Below is a listing. Gather each line of it that contains "error".
━━ Entries supplied ━━
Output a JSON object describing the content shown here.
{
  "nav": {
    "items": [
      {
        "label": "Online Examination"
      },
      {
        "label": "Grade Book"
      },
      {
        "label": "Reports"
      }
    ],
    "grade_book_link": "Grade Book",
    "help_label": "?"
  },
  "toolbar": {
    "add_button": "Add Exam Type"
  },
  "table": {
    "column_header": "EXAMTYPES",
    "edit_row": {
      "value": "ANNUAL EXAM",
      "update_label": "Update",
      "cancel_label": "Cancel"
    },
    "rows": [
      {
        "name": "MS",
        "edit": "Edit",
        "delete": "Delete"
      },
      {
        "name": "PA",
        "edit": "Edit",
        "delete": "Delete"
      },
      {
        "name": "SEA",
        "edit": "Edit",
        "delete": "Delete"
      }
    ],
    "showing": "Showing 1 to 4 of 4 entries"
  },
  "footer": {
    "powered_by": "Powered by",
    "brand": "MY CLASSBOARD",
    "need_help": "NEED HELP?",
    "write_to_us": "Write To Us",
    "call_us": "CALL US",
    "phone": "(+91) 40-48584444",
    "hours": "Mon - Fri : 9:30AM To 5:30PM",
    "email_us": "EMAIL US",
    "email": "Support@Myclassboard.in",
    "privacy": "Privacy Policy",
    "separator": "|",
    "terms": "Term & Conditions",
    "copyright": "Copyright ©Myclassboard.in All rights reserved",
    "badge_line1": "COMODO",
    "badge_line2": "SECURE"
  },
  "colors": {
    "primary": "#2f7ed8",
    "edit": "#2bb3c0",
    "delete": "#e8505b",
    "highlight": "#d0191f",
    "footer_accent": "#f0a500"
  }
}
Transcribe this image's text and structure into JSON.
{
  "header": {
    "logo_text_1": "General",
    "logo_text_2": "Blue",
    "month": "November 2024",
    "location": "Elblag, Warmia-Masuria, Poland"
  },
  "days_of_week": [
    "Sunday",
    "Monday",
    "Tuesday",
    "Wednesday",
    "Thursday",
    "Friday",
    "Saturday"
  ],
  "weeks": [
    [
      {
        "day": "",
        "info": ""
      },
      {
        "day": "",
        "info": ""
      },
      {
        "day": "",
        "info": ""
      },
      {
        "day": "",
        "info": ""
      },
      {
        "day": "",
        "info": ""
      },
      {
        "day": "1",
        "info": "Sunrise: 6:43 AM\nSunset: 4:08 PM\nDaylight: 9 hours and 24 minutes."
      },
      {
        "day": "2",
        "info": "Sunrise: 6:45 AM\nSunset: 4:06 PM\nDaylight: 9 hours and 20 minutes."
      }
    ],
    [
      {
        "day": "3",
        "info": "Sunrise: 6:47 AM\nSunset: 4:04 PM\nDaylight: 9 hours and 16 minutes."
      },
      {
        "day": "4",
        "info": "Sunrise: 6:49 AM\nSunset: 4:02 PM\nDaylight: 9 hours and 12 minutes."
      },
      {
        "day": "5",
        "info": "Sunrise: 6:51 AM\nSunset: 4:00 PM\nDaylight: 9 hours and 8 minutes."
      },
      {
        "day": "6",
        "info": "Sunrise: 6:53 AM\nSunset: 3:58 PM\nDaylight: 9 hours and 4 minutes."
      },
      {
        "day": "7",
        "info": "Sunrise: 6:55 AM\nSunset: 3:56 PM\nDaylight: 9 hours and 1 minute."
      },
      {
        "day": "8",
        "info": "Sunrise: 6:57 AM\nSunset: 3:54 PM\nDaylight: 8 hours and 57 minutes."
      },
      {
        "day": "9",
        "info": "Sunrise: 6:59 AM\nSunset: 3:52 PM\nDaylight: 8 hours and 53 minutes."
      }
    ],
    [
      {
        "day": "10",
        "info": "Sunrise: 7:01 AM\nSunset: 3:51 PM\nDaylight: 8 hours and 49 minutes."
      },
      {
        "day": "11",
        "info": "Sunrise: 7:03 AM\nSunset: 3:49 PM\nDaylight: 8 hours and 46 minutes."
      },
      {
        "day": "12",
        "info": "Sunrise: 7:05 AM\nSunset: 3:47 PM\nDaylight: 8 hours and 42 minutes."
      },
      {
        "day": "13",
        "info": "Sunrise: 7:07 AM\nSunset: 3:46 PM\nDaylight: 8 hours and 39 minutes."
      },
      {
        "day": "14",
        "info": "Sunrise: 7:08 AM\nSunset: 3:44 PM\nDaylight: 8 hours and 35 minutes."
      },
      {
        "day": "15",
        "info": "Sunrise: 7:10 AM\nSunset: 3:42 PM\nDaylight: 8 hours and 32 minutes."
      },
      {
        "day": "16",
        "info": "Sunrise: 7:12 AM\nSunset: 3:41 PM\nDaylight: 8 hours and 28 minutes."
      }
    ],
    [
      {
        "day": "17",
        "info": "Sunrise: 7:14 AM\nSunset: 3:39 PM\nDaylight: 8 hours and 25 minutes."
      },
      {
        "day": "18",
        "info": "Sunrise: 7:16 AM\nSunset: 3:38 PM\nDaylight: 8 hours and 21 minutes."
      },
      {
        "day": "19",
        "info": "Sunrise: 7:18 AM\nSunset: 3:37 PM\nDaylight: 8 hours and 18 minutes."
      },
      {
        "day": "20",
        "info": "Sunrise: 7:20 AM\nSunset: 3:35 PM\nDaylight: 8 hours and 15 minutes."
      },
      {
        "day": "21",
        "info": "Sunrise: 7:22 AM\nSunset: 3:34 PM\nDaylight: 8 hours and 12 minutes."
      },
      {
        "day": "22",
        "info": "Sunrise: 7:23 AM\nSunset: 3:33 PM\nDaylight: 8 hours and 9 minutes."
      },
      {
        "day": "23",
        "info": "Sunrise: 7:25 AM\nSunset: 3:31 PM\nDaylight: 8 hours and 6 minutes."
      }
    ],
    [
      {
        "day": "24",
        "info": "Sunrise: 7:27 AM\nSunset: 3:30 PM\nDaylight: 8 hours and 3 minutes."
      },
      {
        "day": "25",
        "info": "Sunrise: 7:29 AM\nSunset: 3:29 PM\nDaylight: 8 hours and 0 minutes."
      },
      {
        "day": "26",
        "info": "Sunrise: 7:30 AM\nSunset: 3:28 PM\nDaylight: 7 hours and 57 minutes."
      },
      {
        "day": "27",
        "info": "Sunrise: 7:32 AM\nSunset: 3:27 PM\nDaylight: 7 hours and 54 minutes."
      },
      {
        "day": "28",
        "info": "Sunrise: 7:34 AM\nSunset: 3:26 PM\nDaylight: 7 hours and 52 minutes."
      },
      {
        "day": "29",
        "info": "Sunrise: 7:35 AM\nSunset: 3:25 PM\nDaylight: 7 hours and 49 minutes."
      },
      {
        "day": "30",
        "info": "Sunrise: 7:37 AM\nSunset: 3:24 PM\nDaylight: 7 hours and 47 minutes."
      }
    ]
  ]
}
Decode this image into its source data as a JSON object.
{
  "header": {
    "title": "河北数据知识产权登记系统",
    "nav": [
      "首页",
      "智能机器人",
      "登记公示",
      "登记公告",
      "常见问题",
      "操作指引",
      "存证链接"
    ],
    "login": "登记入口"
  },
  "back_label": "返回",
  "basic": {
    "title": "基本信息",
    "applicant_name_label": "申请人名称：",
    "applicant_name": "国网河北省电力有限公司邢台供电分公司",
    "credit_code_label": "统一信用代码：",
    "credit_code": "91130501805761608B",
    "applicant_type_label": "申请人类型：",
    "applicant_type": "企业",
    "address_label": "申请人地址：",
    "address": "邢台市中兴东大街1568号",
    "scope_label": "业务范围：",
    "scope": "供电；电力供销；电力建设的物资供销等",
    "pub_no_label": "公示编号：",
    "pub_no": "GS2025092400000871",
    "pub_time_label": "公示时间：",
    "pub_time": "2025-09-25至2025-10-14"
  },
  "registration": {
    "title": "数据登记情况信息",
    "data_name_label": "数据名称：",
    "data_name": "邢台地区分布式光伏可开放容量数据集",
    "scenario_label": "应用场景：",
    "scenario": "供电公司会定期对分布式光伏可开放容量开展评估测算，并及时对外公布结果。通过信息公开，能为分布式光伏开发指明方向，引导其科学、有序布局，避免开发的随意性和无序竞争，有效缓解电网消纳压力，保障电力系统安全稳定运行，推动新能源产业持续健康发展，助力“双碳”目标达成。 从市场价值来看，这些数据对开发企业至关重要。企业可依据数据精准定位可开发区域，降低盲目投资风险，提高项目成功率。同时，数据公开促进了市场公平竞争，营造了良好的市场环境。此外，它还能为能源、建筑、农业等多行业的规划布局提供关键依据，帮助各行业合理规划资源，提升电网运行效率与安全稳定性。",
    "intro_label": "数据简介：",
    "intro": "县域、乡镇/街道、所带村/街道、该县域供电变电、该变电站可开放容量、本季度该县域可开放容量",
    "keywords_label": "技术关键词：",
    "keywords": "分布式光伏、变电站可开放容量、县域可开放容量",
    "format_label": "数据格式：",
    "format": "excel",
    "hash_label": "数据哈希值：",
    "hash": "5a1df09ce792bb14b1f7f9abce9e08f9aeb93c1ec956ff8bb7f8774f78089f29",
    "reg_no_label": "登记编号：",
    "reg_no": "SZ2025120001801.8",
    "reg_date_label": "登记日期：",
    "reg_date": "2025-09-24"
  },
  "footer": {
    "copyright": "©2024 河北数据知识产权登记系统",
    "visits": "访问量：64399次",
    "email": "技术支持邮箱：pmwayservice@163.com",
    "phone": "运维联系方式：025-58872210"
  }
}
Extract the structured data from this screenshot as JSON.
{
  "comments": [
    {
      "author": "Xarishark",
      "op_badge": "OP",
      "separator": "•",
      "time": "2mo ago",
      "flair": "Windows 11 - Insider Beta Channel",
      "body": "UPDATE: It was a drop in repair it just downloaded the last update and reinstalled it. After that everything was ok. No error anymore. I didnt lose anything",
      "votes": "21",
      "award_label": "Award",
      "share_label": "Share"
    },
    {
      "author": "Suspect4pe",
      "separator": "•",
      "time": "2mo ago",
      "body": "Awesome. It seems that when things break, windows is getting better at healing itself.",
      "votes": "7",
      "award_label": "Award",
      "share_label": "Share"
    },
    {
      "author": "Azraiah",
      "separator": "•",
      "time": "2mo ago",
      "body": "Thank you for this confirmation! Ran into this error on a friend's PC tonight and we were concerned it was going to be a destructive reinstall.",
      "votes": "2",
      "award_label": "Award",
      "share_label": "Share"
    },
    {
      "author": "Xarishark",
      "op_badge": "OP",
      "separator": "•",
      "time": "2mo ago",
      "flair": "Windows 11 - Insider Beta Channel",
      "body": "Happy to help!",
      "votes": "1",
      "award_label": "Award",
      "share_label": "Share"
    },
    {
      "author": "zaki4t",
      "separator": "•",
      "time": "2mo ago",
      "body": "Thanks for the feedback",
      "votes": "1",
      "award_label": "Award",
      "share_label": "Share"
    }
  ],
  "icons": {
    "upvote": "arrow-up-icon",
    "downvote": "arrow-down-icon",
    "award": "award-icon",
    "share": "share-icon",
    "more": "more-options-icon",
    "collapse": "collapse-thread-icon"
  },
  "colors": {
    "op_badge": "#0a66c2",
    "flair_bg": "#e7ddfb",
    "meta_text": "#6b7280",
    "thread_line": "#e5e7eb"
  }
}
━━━
• **Output below**:
      "body": "UPDATE: It was a drop in repair it just downloaded the last update and reinstalled it. After that everything was ok. No error anymore. I didnt lose anything",
      "body": "Thank you for this confirmation! Ran into this error on a friend's PC tonight and we were concerned it was going to be a destructive reinstall.",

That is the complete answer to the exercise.